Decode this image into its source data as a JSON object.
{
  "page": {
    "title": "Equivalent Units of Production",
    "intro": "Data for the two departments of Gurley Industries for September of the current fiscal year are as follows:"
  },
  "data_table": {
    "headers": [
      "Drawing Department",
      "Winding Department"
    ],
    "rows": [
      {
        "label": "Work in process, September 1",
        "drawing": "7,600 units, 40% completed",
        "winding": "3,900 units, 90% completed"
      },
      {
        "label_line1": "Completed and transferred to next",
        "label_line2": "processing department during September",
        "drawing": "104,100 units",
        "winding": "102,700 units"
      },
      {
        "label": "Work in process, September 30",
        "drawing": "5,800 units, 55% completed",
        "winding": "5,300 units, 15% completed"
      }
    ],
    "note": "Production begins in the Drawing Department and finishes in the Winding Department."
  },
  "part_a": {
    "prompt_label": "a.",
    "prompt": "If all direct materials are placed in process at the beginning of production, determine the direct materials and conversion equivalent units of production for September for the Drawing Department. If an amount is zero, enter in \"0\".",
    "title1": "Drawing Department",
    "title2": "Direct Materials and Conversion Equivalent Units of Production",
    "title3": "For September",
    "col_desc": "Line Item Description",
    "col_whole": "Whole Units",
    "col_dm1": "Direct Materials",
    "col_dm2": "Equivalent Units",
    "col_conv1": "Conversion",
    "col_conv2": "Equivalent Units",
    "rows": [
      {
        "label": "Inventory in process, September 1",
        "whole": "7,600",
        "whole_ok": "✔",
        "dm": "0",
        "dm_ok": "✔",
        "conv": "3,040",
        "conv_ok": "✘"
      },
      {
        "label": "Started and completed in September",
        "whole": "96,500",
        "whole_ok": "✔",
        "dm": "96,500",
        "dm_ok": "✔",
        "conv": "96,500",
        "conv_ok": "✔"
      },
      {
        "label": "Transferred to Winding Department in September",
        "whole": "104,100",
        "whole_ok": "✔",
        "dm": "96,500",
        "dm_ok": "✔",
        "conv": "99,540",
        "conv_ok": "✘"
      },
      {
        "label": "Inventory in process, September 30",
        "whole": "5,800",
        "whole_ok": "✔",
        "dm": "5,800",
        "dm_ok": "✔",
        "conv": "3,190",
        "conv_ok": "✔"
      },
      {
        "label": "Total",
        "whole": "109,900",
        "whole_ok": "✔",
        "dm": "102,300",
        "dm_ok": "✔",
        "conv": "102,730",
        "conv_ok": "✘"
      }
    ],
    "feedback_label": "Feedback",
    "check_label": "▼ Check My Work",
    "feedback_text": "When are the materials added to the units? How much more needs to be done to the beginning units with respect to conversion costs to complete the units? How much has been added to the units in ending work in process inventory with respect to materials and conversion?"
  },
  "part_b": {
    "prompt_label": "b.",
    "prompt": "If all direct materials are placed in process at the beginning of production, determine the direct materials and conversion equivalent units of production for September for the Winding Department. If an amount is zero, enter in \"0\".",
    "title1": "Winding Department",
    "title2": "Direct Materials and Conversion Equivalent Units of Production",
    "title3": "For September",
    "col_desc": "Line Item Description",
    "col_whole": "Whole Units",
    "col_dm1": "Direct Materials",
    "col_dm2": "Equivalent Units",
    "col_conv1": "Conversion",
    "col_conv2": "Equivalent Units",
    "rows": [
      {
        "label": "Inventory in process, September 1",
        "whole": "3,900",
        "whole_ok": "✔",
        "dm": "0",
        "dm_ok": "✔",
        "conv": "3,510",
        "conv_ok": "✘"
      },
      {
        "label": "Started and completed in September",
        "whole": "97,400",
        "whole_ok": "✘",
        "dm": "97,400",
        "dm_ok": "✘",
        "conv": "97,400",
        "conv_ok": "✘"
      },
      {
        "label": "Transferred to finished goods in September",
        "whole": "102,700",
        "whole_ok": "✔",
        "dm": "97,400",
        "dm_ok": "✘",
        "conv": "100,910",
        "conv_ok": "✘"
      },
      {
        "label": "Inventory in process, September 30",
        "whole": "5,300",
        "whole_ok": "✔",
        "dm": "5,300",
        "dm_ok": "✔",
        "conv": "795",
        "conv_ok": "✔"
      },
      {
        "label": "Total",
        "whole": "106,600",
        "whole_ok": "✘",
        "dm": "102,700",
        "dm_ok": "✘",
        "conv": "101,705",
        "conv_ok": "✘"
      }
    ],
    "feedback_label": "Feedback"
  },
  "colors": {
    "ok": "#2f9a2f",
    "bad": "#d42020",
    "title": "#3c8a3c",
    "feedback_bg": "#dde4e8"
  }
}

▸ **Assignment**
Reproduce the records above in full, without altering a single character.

▸ **Reply**
Decode this image into its source data as a JSON object.
{
  "page": {
    "title": "Equivalent Units of Production",
    "intro": "Data for the two departments of Gurley Industries for September of the current fiscal year are as follows:"
  },
  "data_table": {
    "headers": [
      "Drawing Department",
      "Winding Department"
    ],
    "rows": [
      {
        "label": "Work in process, September 1",
        "drawing": "7,600 units, 40% completed",
        "winding": "3,900 units, 90% completed"
      },
      {
        "label_line1": "Completed and transferred to next",
        "label_line2": "processing department during September",
        "drawing": "104,100 units",
        "winding": "102,700 units"
      },
      {
        "label": "Work in process, September 30",
        "drawing": "5,800 units, 55% completed",
        "winding": "5,300 units, 15% completed"
      }
    ],
    "note": "Production begins in the Drawing Department and finishes in the Winding Department."
  },
  "part_a": {
    "prompt_label": "a.",
    "prompt": "If all direct materials are placed in process at the beginning of production, determine the direct materials and conversion equivalent units of production for September for the Drawing Department. If an amount is zero, enter in \"0\".",
    "title1": "Drawing Department",
    "title2": "Direct Materials and Conversion Equivalent Units of Production",
    "title3": "For September",
    "col_desc": "Line Item Description",
    "col_whole": "Whole Units",
    "col_dm1": "Direct Materials",
    "col_dm2": "Equivalent Units",
    "col_conv1": "Conversion",
    "col_conv2": "Equivalent Units",
    "rows": [
      {
        "label": "Inventory in process, September 1",
        "whole": "7,600",
        "whole_ok": "✔",
        "dm": "0",
        "dm_ok": "✔",
        "conv": "3,040",
        "conv_ok": "✘"
      },
      {
        "label": "Started and completed in September",
        "whole": "96,500",
        "whole_ok": "✔",
        "dm": "96,500",
        "dm_ok": "✔",
        "conv": "96,500",
        "conv_ok": "✔"
      },
      {
        "label": "Transferred to Winding Department in September",
        "whole": "104,100",
        "whole_ok": "✔",
        "dm": "96,500",
        "dm_ok": "✔",
        "conv": "99,540",
        "conv_ok": "✘"
      },
      {
        "label": "Inventory in process, September 30",
        "whole": "5,800",
        "whole_ok": "✔",
        "dm": "5,800",
        "dm_ok": "✔",
        "conv": "3,190",
        "conv_ok": "✔"
      },
      {
        "label": "Total",
        "whole": "109,900",
        "whole_ok": "✔",
        "dm": "102,300",
        "dm_ok": "✔",
        "conv": "102,730",
        "conv_ok": "✘"
      }
    ],
    "feedback_label": "Feedback",
    "check_label": "▼ Check My Work",
    "feedback_text": "When are the materials added to the units? How much more needs to be done to the beginning units with respect to conversion costs to complete the units? How much has been added to the units in ending work in process inventory with respect to materials and conversion?"
  },
  "part_b": {
    "prompt_label": "b.",
    "prompt": "If all direct materials are placed in process at the beginning of production, determine the direct materials and conversion equivalent units of production for September for the Winding Department. If an amount is zero, enter in \"0\".",
    "title1": "Winding Department",
    "title2": "Direct Materials and Conversion Equivalent Units of Production",
    "title3": "For September",
    "col_desc": "Line Item Description",
    "col_whole": "Whole Units",
    "col_dm1": "Direct Materials",
    "col_dm2": "Equivalent Units",
    "col_conv1": "Conversion",
    "col_conv2": "Equivalent Units",
    "rows": [
      {
        "label": "Inventory in process, September 1",
        "whole": "3,900",
        "whole_ok": "✔",
        "dm": "0",
        "dm_ok": "✔",
        "conv": "3,510",
        "conv_ok": "✘"
      },
      {
        "label": "Started and completed in September",
        "whole": "97,400",
        "whole_ok": "✘",
        "dm": "97,400",
        "dm_ok": "✘",
        "conv": "97,400",
        "conv_ok": "✘"
      },
      {
        "label": "Transferred to finished goods in September",
        "whole": "102,700",
        "whole_ok": "✔",
        "dm": "97,400",
        "dm_ok": "✘",
        "conv": "100,910",
        "conv_ok": "✘"
      },
      {
        "label": "Inventory in process, September 30",
        "whole": "5,300",
        "whole_ok": "✔",
        "dm": "5,300",
        "dm_ok": "✔",
        "conv": "795",
        "conv_ok": "✔"
      },
      {
        "label": "Total",
        "whole": "106,600",
        "whole_ok": "✘",
        "dm": "102,700",
        "dm_ok": "✘",
        "conv": "101,705",
        "conv_ok": "✘"
      }
    ],
    "feedback_label": "Feedback"
  },
  "colors": {
    "ok": "#2f9a2f",
    "bad": "#d42020",
    "title": "#3c8a3c",
    "feedback_bg": "#dde4e8"
  }
}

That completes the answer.